- What to work on -
Report the number of lines of the listing below containing the string "товарів", with nothing added.

- Data under study -
-=-=-
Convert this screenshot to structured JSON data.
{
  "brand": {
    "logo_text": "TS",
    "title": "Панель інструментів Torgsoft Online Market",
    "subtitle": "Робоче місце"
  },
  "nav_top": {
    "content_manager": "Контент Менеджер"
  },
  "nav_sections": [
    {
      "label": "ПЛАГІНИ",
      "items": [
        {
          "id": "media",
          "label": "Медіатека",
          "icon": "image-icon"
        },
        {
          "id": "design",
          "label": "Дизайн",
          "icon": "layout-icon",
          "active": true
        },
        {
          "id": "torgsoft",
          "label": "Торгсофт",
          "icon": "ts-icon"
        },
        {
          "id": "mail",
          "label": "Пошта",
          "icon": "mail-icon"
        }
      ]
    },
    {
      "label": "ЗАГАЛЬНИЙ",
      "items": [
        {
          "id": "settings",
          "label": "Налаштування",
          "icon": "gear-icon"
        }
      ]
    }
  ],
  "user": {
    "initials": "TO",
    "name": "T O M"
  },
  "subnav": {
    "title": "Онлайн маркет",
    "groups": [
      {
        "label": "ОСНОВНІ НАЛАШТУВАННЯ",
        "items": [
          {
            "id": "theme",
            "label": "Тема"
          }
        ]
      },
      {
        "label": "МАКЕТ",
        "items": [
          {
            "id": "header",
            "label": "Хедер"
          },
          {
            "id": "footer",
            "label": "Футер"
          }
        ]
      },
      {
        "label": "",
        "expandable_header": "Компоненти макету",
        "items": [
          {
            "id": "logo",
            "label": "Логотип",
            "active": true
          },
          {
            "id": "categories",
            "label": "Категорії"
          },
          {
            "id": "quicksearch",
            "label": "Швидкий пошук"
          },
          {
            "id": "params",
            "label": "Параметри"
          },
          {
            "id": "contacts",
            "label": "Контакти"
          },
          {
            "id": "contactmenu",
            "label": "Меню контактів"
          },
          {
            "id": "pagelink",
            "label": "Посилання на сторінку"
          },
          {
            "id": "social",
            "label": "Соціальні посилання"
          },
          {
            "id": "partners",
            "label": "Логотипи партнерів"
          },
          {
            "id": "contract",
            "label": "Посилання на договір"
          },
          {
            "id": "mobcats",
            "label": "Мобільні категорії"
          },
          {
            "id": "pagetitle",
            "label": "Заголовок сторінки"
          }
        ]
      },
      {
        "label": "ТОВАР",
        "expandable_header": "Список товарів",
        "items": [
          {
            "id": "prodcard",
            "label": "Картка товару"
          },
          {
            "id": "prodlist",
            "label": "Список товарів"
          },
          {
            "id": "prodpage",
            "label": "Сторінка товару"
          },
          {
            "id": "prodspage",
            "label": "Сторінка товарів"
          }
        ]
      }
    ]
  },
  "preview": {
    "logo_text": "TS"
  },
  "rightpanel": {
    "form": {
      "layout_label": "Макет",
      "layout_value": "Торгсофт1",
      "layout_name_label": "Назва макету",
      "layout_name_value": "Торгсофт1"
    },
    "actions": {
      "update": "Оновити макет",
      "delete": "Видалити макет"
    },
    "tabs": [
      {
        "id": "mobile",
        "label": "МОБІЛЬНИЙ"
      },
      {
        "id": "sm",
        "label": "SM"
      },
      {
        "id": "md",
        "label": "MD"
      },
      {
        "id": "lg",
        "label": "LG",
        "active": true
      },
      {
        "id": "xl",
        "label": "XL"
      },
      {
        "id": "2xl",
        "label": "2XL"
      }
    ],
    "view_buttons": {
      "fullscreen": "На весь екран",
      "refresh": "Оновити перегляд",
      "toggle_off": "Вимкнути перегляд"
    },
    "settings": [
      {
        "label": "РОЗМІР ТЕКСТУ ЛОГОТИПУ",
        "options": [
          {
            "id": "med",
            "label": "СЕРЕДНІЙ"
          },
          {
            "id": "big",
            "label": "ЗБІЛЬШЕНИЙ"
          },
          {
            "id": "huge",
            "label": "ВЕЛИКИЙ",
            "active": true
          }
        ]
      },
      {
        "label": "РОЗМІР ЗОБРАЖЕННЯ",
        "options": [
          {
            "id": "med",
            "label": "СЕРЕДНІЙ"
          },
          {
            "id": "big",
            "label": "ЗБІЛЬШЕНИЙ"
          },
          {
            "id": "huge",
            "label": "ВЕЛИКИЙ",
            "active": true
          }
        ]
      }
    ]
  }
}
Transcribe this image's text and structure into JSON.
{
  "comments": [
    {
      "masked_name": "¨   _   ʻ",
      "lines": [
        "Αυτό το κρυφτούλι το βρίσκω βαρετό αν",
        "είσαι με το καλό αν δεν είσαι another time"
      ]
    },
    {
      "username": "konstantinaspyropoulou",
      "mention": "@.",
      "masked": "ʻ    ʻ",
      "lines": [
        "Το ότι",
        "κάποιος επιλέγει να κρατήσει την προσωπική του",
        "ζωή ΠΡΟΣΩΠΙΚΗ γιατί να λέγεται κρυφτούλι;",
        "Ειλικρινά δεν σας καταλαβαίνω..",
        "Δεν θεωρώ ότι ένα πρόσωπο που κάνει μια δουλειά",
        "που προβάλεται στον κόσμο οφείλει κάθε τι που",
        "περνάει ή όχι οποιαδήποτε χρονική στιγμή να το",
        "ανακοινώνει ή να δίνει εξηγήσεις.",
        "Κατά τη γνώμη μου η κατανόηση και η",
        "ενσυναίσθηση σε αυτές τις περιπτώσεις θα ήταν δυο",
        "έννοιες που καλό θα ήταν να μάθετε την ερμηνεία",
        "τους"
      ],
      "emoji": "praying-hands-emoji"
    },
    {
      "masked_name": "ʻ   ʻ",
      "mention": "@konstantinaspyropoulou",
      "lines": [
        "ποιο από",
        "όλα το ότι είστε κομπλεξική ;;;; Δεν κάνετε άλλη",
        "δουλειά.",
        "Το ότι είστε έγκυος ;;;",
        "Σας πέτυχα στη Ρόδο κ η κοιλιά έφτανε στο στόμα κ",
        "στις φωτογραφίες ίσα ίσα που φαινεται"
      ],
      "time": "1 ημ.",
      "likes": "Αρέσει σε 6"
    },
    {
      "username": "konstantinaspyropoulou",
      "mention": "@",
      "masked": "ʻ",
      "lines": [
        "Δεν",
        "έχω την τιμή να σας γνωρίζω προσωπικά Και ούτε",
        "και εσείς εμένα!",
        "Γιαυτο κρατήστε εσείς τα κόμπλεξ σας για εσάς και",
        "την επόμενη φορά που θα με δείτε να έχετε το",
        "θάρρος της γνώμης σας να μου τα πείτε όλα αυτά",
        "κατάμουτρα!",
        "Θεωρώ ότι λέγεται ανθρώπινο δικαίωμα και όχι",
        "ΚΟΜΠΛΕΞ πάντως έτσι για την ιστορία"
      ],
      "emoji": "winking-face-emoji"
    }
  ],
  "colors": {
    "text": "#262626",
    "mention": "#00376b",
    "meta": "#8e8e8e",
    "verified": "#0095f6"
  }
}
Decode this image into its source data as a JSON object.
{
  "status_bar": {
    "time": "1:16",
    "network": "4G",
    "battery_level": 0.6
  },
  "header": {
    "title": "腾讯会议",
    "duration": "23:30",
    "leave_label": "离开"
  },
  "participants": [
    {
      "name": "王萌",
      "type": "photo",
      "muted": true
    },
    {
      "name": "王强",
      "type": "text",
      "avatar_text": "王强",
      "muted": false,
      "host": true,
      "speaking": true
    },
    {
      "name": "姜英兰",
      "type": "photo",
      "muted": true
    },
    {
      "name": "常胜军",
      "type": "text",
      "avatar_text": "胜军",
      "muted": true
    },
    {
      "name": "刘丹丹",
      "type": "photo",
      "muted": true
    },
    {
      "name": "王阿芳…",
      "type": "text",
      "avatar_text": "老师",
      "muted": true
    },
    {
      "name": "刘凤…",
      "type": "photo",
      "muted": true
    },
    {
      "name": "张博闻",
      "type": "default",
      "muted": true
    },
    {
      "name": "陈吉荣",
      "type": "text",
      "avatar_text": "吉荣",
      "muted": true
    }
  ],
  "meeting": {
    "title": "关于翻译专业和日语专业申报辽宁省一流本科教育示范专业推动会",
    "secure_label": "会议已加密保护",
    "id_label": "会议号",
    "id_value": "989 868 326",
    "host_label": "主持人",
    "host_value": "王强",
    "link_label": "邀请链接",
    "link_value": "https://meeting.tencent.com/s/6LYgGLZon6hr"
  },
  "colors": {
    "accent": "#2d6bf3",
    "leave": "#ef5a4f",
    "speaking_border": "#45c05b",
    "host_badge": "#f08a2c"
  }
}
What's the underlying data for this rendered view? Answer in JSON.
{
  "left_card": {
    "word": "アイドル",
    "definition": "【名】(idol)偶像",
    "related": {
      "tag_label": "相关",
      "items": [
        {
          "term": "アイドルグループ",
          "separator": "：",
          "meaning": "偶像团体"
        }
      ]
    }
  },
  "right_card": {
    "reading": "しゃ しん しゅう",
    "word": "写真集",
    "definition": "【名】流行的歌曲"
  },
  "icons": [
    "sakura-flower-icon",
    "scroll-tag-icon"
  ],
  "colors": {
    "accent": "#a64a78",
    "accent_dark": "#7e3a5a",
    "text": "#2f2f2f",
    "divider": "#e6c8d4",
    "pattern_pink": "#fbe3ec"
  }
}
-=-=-
- Exercise result -
3